Where the Governor loses in the failure to come to a wider deal is that he wanted a bonding bill in the neighborhood of $750 million and it looks like the Legislature will pass a bonding bill on Monday with just under $500 million in projects.

As for the stadium bill, I won't be taking any bets one way or the other.  It is a vote that a number of legislators have dreaded since the session began and it is a vote many will be questioned about on the campaign trail (regardless of how they vote).

Here is a link to the Governor's Veto Message on the Tax Bill:

Wednesday, May 02, 2012

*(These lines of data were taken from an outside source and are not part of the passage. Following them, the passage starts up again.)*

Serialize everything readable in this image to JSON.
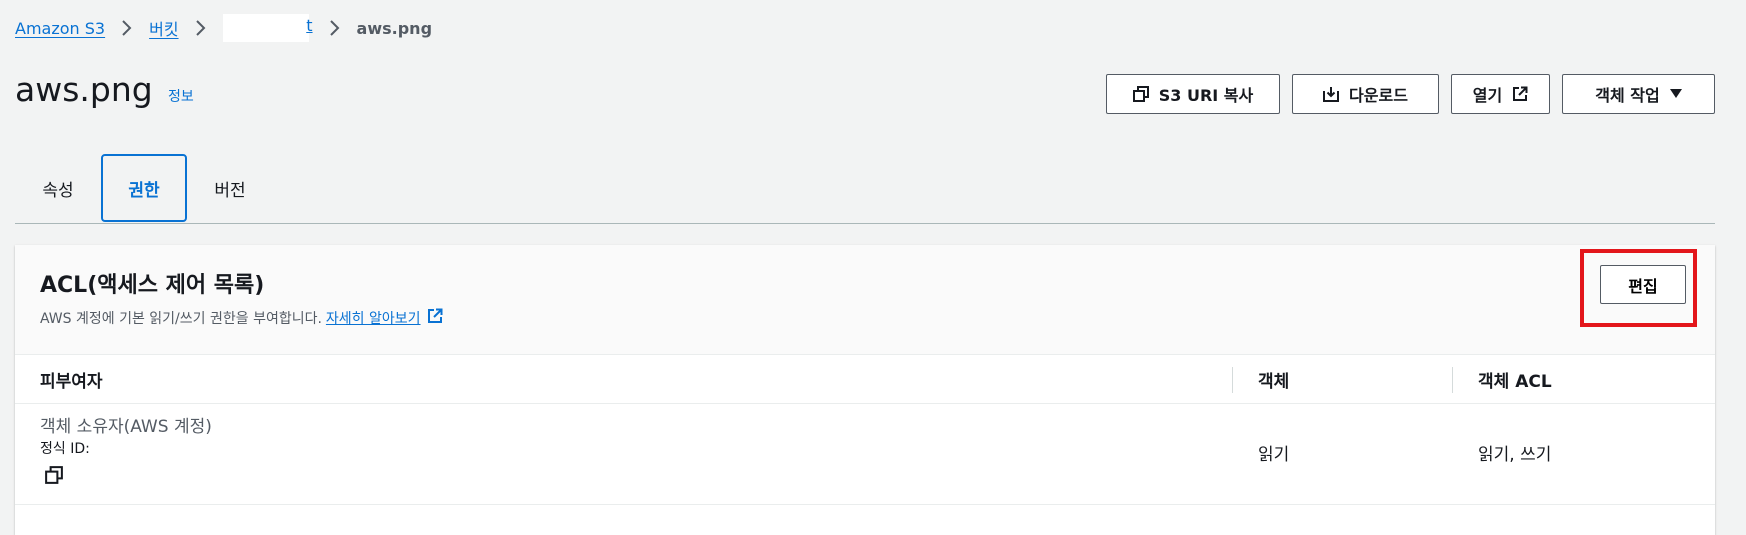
{
  "breadcrumb": {
    "root": "Amazon S3",
    "buckets": "버킷",
    "bucket_tail": "t",
    "current": "aws.png"
  },
  "header": {
    "title": "aws.png",
    "info": "정보"
  },
  "actions": {
    "copy_uri": "S3 URI 복사",
    "download": "다운로드",
    "open": "열기",
    "object_actions": "객체 작업"
  },
  "tabs": [
    {
      "label": "속성"
    },
    {
      "label": "권한",
      "active": true
    },
    {
      "label": "버전"
    }
  ],
  "acl": {
    "title": "ACL(액세스 제어 목록)",
    "description": "AWS 계정에 기본 읽기/쓰기 권한을 부여합니다.",
    "learn_more": "자세히 알아보기",
    "edit": "편집",
    "columns": [
      "피부여자",
      "객체",
      "객체 ACL"
    ],
    "rows": [
      {
        "grantee": "객체 소유자(AWS 계정)",
        "canonical_id_label": "정식 ID:",
        "object": "읽기",
        "object_acl": "읽기, 쓰기"
      }
    ]
  },
  "colors": {
    "link": "#0972d3",
    "highlight": "#e3161b",
    "background": "#f2f3f3"
  }
}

Legislative Hiatus.  It's only a one day break, but the Legislature took Wednesday off in an attempt to come to accord on the three major stumbling blocks to a speedy end to the 2012 legislative session.  As I reported on Monday, the Legislature and the Governor are at loggerheads over the stadium, the bonding bill, and the tax bill and if all three of those items do not come to resolution, there will likely be an end to the session without any of them passing.  The Republicans threw a "roof-ready" (but dome-less until a future stadium funding package) stadium into the mix yesterday, but that proposal seems to be going nowhere in a hurry.  There has also been talk of putting $200 million in the bonding bill for the stadium, but that doesn't seem to be picking up steam either.  Even at this late date, it's still too early to tell.  Now how is that for an oxymoron?

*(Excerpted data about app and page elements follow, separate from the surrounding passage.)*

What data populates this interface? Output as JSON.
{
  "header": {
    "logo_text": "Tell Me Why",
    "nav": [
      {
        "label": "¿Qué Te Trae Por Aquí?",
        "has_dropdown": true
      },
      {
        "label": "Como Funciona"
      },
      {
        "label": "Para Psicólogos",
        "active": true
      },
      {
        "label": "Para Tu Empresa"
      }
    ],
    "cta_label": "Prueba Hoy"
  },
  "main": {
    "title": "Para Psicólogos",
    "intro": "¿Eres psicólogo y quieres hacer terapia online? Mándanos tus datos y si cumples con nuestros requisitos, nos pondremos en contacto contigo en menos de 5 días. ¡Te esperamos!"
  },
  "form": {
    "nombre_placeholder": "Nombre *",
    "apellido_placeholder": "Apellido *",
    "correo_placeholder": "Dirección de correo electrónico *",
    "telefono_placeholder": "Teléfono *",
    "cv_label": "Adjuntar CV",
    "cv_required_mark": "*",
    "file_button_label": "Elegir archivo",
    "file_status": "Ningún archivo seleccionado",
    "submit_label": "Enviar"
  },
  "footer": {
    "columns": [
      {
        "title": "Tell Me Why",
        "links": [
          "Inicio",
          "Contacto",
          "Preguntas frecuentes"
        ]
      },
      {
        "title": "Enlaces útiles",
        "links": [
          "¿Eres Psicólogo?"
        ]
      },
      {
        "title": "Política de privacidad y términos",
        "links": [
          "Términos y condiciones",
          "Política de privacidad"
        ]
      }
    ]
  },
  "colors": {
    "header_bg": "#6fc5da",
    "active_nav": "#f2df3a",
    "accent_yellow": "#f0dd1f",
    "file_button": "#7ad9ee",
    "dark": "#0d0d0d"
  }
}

One complication is that the Legislature is running out of legislative days.  For those not familiar with the term, a legislative day is a day that either body of the Legislature meets in session.  There are 120 legislative days allowed over a biennium.  Possible session dates are limited to days during the regular session, which has a constitutional end date of the first Monday after the third Saturday in May.  Currently, the Legislature has used 114 of its 120-day allotment, leaving six days (five after tomorrow) to be used prior to the constitutionally-mandated end date of May 21.  Because the Legislature must meet at least once every three days (not counting Sundays) while in regular session without a joint agreement between the House and Senate to suspend that requirement, the days would likely be used up by the end of next week.  That still gives the Legislature and Governor plenty of time to come to an agreement, but an agreement may have more to do with the proposed substance of the bills in question as opposed to the time necessary to get them passed.

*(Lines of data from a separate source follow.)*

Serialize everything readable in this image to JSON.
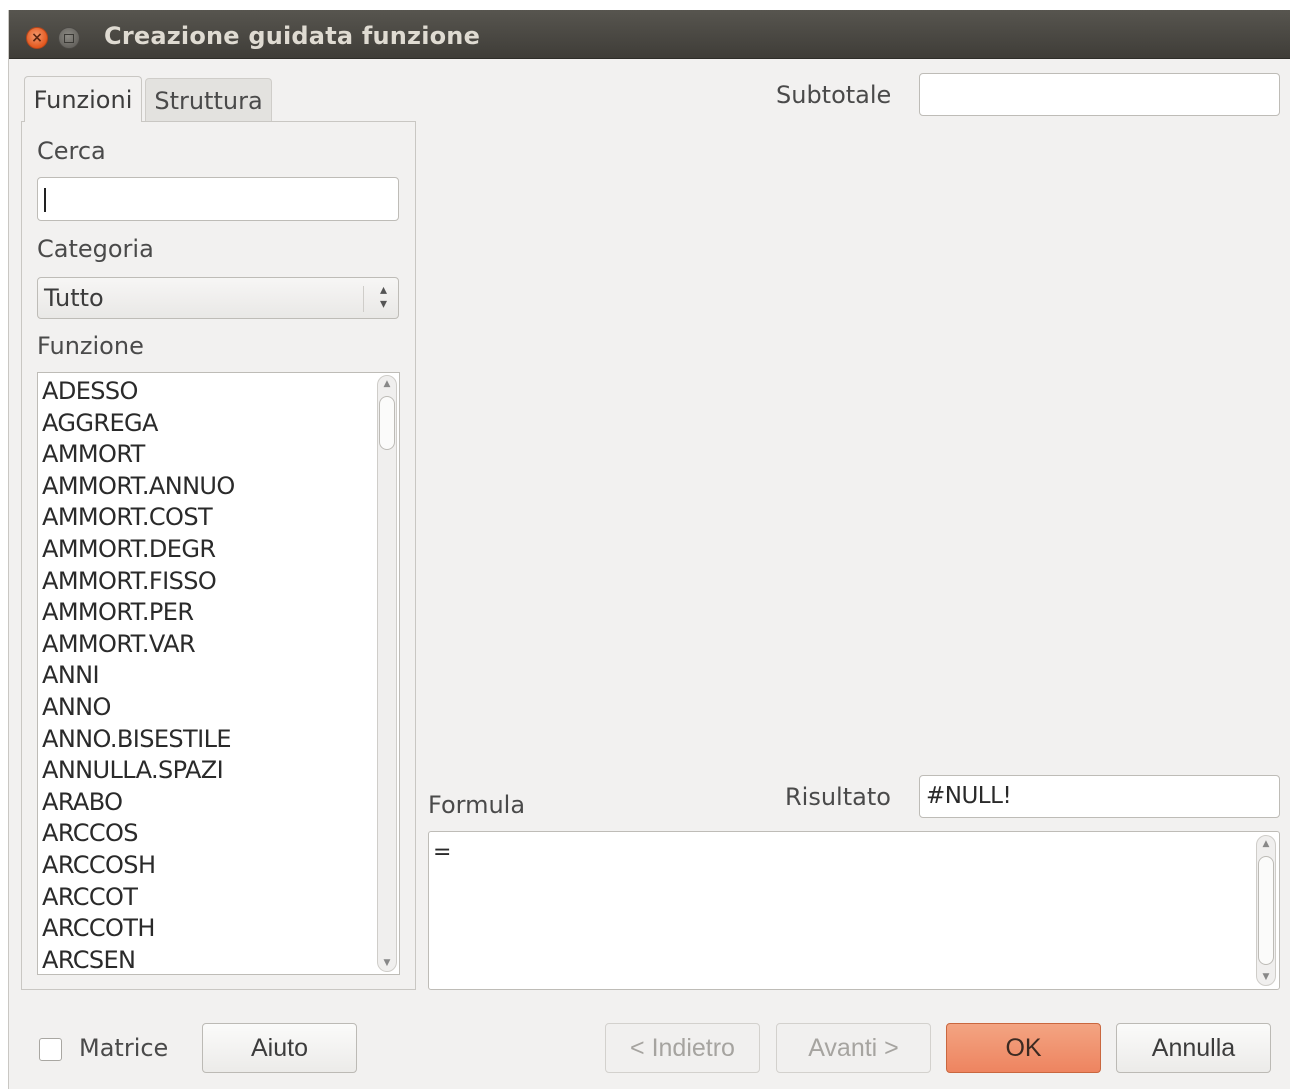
{
  "window": {
    "title": "Creazione guidata funzione",
    "close_glyph": "×"
  },
  "tabs": [
    {
      "label": "Funzioni",
      "active": true
    },
    {
      "label": "Struttura",
      "active": false
    }
  ],
  "search": {
    "label": "Cerca",
    "value": ""
  },
  "category": {
    "label": "Categoria",
    "selected": "Tutto"
  },
  "function_list": {
    "label": "Funzione",
    "items": [
      "ADESSO",
      "AGGREGA",
      "AMMORT",
      "AMMORT.ANNUO",
      "AMMORT.COST",
      "AMMORT.DEGR",
      "AMMORT.FISSO",
      "AMMORT.PER",
      "AMMORT.VAR",
      "ANNI",
      "ANNO",
      "ANNO.BISESTILE",
      "ANNULLA.SPAZI",
      "ARABO",
      "ARCCOS",
      "ARCCOSH",
      "ARCCOT",
      "ARCCOTH",
      "ARCSEN"
    ]
  },
  "subtotal": {
    "label": "Subtotale",
    "value": ""
  },
  "result": {
    "label": "Risultato",
    "value": "#NULL!"
  },
  "formula": {
    "label": "Formula",
    "value": "="
  },
  "footer": {
    "matrix_label": "Matrice",
    "matrix_checked": false,
    "help": "Aiuto",
    "back": "< Indietro",
    "next": "Avanti >",
    "ok": "OK",
    "cancel": "Annulla"
  },
  "colors": {
    "ok_button": "#ee8a66",
    "titlebar": "#4b4943",
    "close_button": "#e65a1f"
  }
}
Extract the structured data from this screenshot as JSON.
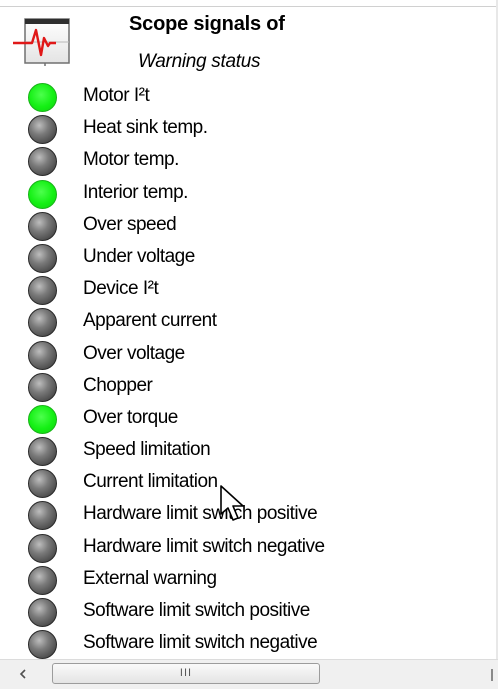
{
  "header": {
    "title": "Scope signals of",
    "subtitle": "Warning status"
  },
  "colors": {
    "led_on": "#14f014",
    "led_off": "#5a5a5a",
    "icon_trace": "#e01818"
  },
  "signals": [
    {
      "label": "Motor I²t",
      "active": true
    },
    {
      "label": "Heat sink temp.",
      "active": false
    },
    {
      "label": "Motor temp.",
      "active": false
    },
    {
      "label": "Interior temp.",
      "active": true
    },
    {
      "label": "Over speed",
      "active": false
    },
    {
      "label": "Under voltage",
      "active": false
    },
    {
      "label": "Device I²t",
      "active": false
    },
    {
      "label": "Apparent current",
      "active": false
    },
    {
      "label": "Over voltage",
      "active": false
    },
    {
      "label": "Chopper",
      "active": false
    },
    {
      "label": "Over torque",
      "active": true
    },
    {
      "label": "Speed limitation",
      "active": false
    },
    {
      "label": "Current limitation",
      "active": false
    },
    {
      "label": "Hardware limit switch positive",
      "active": false
    },
    {
      "label": "Hardware limit switch negative",
      "active": false
    },
    {
      "label": "External warning",
      "active": false
    },
    {
      "label": "Software limit switch positive",
      "active": false
    },
    {
      "label": "Software limit switch negative",
      "active": false
    }
  ],
  "scrollbar": {
    "left_arrow_icon": "arrow-left-icon",
    "grip_icon": "grip-icon",
    "grip_glyph": "III"
  }
}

Right now, it appears that passing a bonding bill of any type may be difficult, even with help from the DFL.  Bonding bills require 60% of each body as opposed to a simple majority (41 votes in the Senate and 81 votes in the House) and there is a lot of resistance from fiscal conservatives (in both parties) about putting more into bonding.  The tax bill also contains a $43 million reduction in the budget reserve to pay for several items, including business property tax relief and the payment to the federal government to accommodate the $30 million "donation" UCare gave to the state of Minnesota.

All this adds up the continuing odd melange that is the 2012 legislative session.

Governor Signs Omnibus Education Bill.  It took a second shot, but the Governor signed HF 2949, the latest omnibus education funding and policy bill passed by the Legislature.  He signed it yesterday, May 1.  The bill passed by overwhelming votes in both the House and Senate.  It was largely comprised of technical and smaller policy measures, many of which will clarify policies passed over the past few sessions.